Research Project: Woody Bioenergy Feedstocks from Marginal Agricultural Lands: Red Cedar Feedstock and Environmental Sustainability

Location: Soil, Water & Air Resources Research

Project Number: 5030-11610-005-70-S
Project Type: Non-Assistance Cooperative Agreement

Start Date: Dec 1, 2016
End Date: Apr 30, 2019

Objective:
Complete a field-level financial appraisal to identify the potential profitability of marginal land woody systems.

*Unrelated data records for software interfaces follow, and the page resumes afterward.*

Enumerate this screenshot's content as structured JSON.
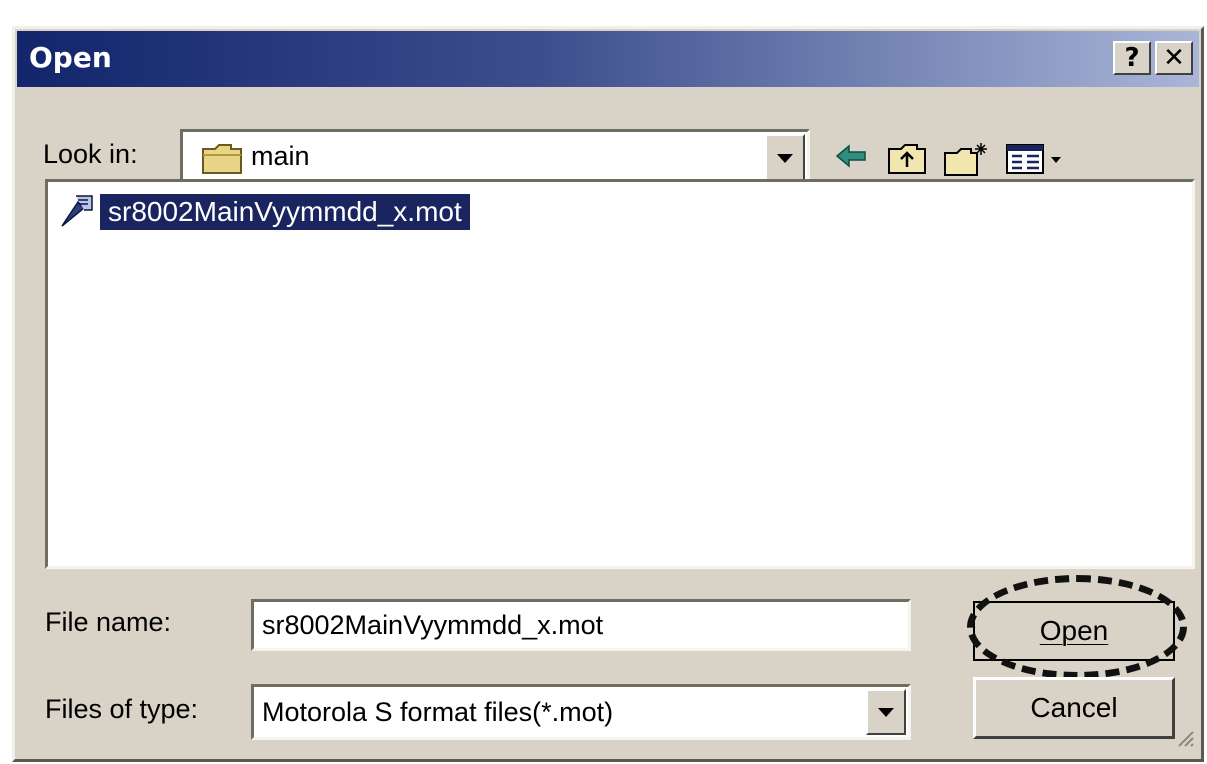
{
  "window": {
    "title": "Open",
    "help_label": "?",
    "close_label": "✕"
  },
  "look_in": {
    "label": "Look in:",
    "value": "main",
    "icon": "folder-icon"
  },
  "toolbar": {
    "back_icon": "back-arrow-icon",
    "up_icon": "up-one-level-icon",
    "new_folder_icon": "new-folder-icon",
    "view_icon": "view-menu-icon"
  },
  "file_list": {
    "items": [
      {
        "name": "sr8002MainVyymmdd_x.mot",
        "icon": "mot-file-icon",
        "selected": true
      }
    ]
  },
  "file_name": {
    "label": "File name:",
    "value": "sr8002MainVyymmdd_x.mot"
  },
  "file_type": {
    "label": "Files of type:",
    "value": "Motorola S format files(*.mot)"
  },
  "buttons": {
    "open_label": "Open",
    "cancel_label": "Cancel"
  },
  "colors": {
    "selection": "#1a2560",
    "title_start": "#13256b",
    "title_end": "#a9b6d8",
    "dialog_bg": "#d8d3c6"
  }
}
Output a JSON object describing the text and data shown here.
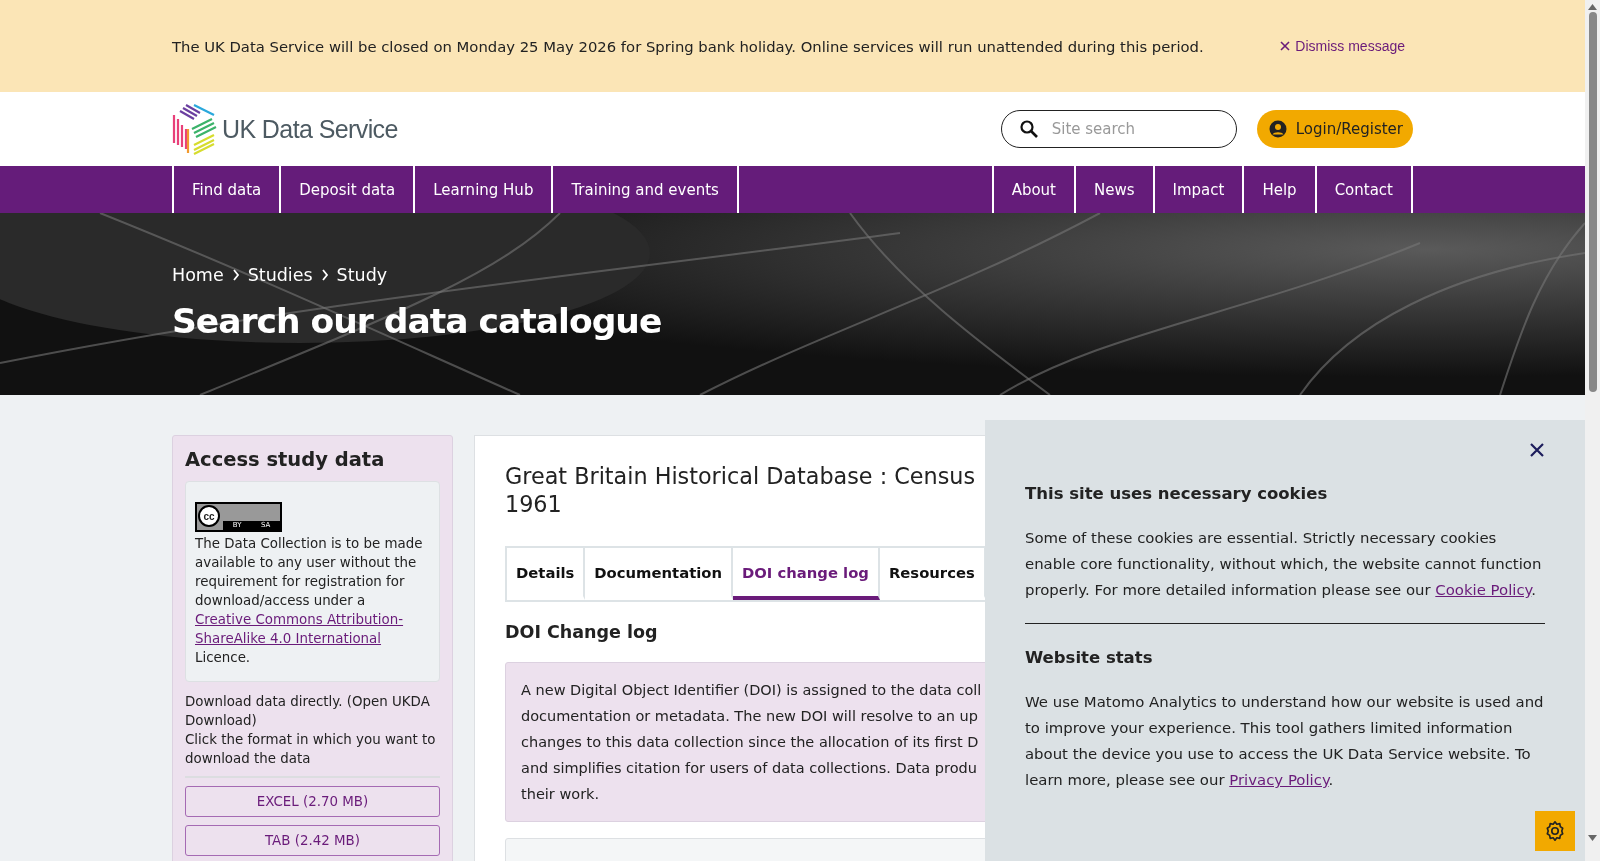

Approach:
Field-level financial assessments are critical because field/farm financial viability of a particular land use is contingent upon the structure of costs and revenues over time compared to competing land-use options (e.g., short rotation woody crop vs. row-crop options vs. Conservation Reserve Program). Likewise, biomass policy designed to incentivize biomass production regionally such as the USDA Biomass Crop Assistance Program needs regionally calibrated production cost and yield information so as to determine appropriate levels of cost-share availability and matched payments. To date, this financial information does not exist. For this financial assessment we will be utilizing discounted cash-flow protocols established for linear tree systems and tree-based bioenergy systems on marginal agricultural lands. Specifically we will estimate potential profitability of various marginal land eastern red cedar systems via the following steps: (i) construct regional capital budgets for the establishment and management of eastern red cedar plantings; and (ii) estimate break-even price curves for biomass over a range of rotation ages and estimated age-dependent yields. As part of this analysis we will develop and make available on-line downloadable spreadsheet based financial decision-support tools for regional landowners and technical service providers. To compliment the financial assessment, we intend to conduct a series of regional online focus groups with farmers in order to better understand the following: 1) views on bioenergy production and use; 2) interest in/questions about biomass production and the use of marginal land; 3) views on the joint production of biomass and environmental outcomes; and 4) desired profitability of biomass systems. A minimum of 6 synchronous (live) online focus groups will take place; we will supplement these events with asynchronous (or passive) sessions by using email and listserves. All of the information gleaned from these sessions will be used to create regional farmer-informed outreach programming. Our data-driven biophysical understanding of regional biomass potential and environmental outcomes combined with our understanding of what farmers need to know regarding these systems will guide a series of outreach webinars geared toward both farmers, technical service providers and natural resource agencies.